PROBLEM DETAILS
Every line of the data must be set down exactly as shown.

** Opening SUPPLIED RECORDS block **

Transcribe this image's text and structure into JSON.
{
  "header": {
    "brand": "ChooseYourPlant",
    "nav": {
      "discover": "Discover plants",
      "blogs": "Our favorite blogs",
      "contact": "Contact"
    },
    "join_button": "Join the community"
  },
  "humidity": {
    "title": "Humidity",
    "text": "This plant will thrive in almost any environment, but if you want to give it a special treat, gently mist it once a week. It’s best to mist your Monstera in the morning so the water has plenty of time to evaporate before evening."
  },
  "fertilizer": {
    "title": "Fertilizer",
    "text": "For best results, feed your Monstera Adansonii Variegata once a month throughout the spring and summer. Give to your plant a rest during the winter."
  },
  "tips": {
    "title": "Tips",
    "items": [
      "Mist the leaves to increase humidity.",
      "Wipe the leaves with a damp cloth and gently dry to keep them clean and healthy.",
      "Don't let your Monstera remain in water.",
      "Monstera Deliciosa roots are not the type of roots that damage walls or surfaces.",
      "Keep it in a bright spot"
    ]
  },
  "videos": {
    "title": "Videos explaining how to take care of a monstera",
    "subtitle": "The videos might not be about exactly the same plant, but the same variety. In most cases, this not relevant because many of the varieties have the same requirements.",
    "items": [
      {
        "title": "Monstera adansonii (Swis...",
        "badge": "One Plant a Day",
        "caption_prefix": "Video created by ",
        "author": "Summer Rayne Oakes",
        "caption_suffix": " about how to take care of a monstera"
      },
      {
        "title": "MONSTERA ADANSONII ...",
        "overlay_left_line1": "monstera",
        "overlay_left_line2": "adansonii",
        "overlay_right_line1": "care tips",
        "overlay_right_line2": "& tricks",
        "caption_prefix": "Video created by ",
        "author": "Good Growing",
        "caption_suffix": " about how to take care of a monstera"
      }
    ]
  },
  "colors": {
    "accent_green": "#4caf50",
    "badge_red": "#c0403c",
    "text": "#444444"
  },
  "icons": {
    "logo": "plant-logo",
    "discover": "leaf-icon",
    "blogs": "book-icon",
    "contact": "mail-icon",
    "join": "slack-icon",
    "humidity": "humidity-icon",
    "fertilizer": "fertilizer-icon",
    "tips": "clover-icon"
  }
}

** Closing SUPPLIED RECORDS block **

EXERCISE RESULT
Transcribe this image's text and structure into JSON.
{
  "header": {
    "brand": "ChooseYourPlant",
    "nav": {
      "discover": "Discover plants",
      "blogs": "Our favorite blogs",
      "contact": "Contact"
    },
    "join_button": "Join the community"
  },
  "humidity": {
    "title": "Humidity",
    "text": "This plant will thrive in almost any environment, but if you want to give it a special treat, gently mist it once a week. It’s best to mist your Monstera in the morning so the water has plenty of time to evaporate before evening."
  },
  "fertilizer": {
    "title": "Fertilizer",
    "text": "For best results, feed your Monstera Adansonii Variegata once a month throughout the spring and summer. Give to your plant a rest during the winter."
  },
  "tips": {
    "title": "Tips",
    "items": [
      "Mist the leaves to increase humidity.",
      "Wipe the leaves with a damp cloth and gently dry to keep them clean and healthy.",
      "Don't let your Monstera remain in water.",
      "Monstera Deliciosa roots are not the type of roots that damage walls or surfaces.",
      "Keep it in a bright spot"
    ]
  },
  "videos": {
    "title": "Videos explaining how to take care of a monstera",
    "subtitle": "The videos might not be about exactly the same plant, but the same variety. In most cases, this not relevant because many of the varieties have the same requirements.",
    "items": [
      {
        "title": "Monstera adansonii (Swis...",
        "badge": "One Plant a Day",
        "caption_prefix": "Video created by ",
        "author": "Summer Rayne Oakes",
        "caption_suffix": " about how to take care of a monstera"
      },
      {
        "title": "MONSTERA ADANSONII ...",
        "overlay_left_line1": "monstera",
        "overlay_left_line2": "adansonii",
        "overlay_right_line1": "care tips",
        "overlay_right_line2": "& tricks",
        "caption_prefix": "Video created by ",
        "author": "Good Growing",
        "caption_suffix": " about how to take care of a monstera"
      }
    ]
  },
  "colors": {
    "accent_green": "#4caf50",
    "badge_red": "#c0403c",
    "text": "#444444"
  },
  "icons": {
    "logo": "plant-logo",
    "discover": "leaf-icon",
    "blogs": "book-icon",
    "contact": "mail-icon",
    "join": "slack-icon",
    "humidity": "humidity-icon",
    "fertilizer": "fertilizer-icon",
    "tips": "clover-icon"
  }
}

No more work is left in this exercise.